Road Safety and the Dangers of Selective Attention

Mar 12, 2021 | Road Safety

Unfortunately, it is quite common for motorists to not notice pedestrians or cyclists. A common exclamation after hitting someone walking or biking is, “I didn’t even see them!” or “They came out of nowhere!”

Why does this happen, and how can we avoid it?

Selective Attention

When we drive, our brains filter visual stimuli to focus our attention on things we need to notice to operate our vehicle safely. Is the vehicle in front of us slowing down? Is the light going to turn yellow? This is called selective attention. The cost of selective attention is that we don’t notice otherwise apparent visual stimuli.

Inattentional Blindness

When we drive we sometimes miss critical information even when our eyes are focused on the road ahead. This is called inattentional blindness (also known as perceptual blindness). For example, if you become hyper-focused on reaching your exit on a highway, you can miss other things happening around you on the road.

Motorists seeing pedestrians and cyclists are critical for road safety. So, how can we consciously choose what stimuli gets our “selective attention?”

A well-known demonstration of selective attention and inattentional blindness involves the below video. Video viewers were asked to count how many times players in white shirts pass a basketball. Most people get so focused on counting they don’t notice the figure in a gorilla suit walking across the screen.

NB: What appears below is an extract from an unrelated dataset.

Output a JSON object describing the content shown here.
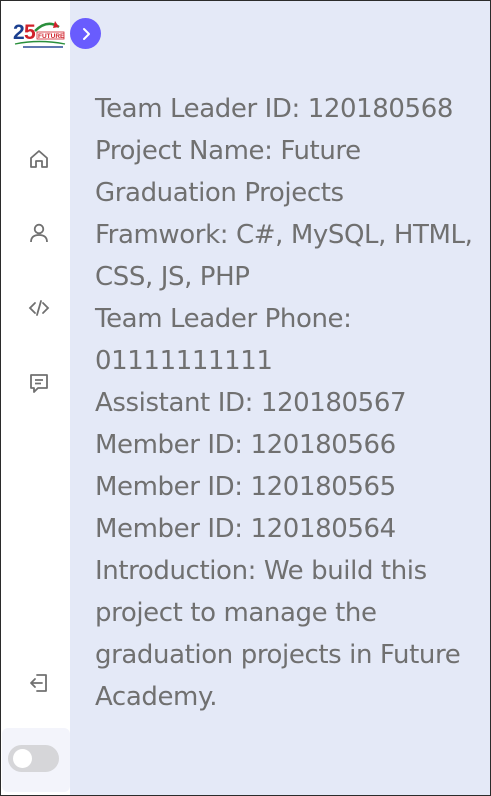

When we are so focused on one thing, we can easily miss something right in front of us.

Inattentional blindness cannot be entirely avoided because our brains are wired to not absorb every single stimulus presented to us. If they were, our brains would be bombarded with information, and we wouldn’t know what is critical.

Drivers can make a conscious effort to decrease stimulus and decrease the chance of missing important cues due to inattentional blindness and selective attention.

1) Minimize your distractions and maximize your attention.

Approximately 1 in 4 fatal crashes involves distraction. In Ontario, provincial police data show one person is injured in a distracted-driving collision every half hour. Talking on a cell phone while driving quadruples the risk of a collision. Even things such as changing the radio station, drinking a coffee or tapping coordinates into a GPS will take your focus off the road. Put your cell phone away and enter your GPS data while parked to avoid distracted driving. Distracted driving is illegal and it kills.

Ontario’s Distracted Driving law states, while you are driving, including when you are stopped in traffic or at a red light, it is illegal to:

  • use a phone or other hand-held wireless communication device to text or dial – you can only touch a device to call 911 in an emergency
  • use a hand-held electronic entertainment device, such as a tablet or portable gaming console
  • view display screens unrelated to driving, such as watching a video
  • program a GPS device, except by voice commands

2) Look for cues.

Road signs often warn of potential hazards but so do your surroundings. Farmland means tractors or animals. Forests can mean deer, mountains can mean falling rock. Cities can mean more pedestrians, school zones and cyclists. Stay alert and refocus when your surroundings change.

3) Practice attentive driving.

How many times have you driven home and wondered how you got there? Drivers should be checking their mirrors every five to seven seconds will make you actively engaged and force you to look around. You won’t be passively gazing at the road ahead, and you will maintain situational awareness.

These tips can help you reduce the chances of looking without seeing and make you aware of your surroundings. Selective attention and inattentional blindness are something all drivers experience. If you are prepared and intentional when you get behind the wheel, you won’t be blind to other stimuli in your environment.



Road safety is a shared responsibility, regardless of how (or when) you use the road. Our friends, family, children, and colleagues are impacted several times daily by road safety. When tragedy strikes, too often we feel powerless in terms of making an impact to prevent further issues. If you would like to get more involved in road safety, we invite you to take the #RoadSMARTS pledge. By taking the Road SMARTS Pledge, you Support Making All Road Travel Safe, which can help improve road safety for everyone. When road behaviours change, accidents can be reduced. For more information and to take the pledge for free, visit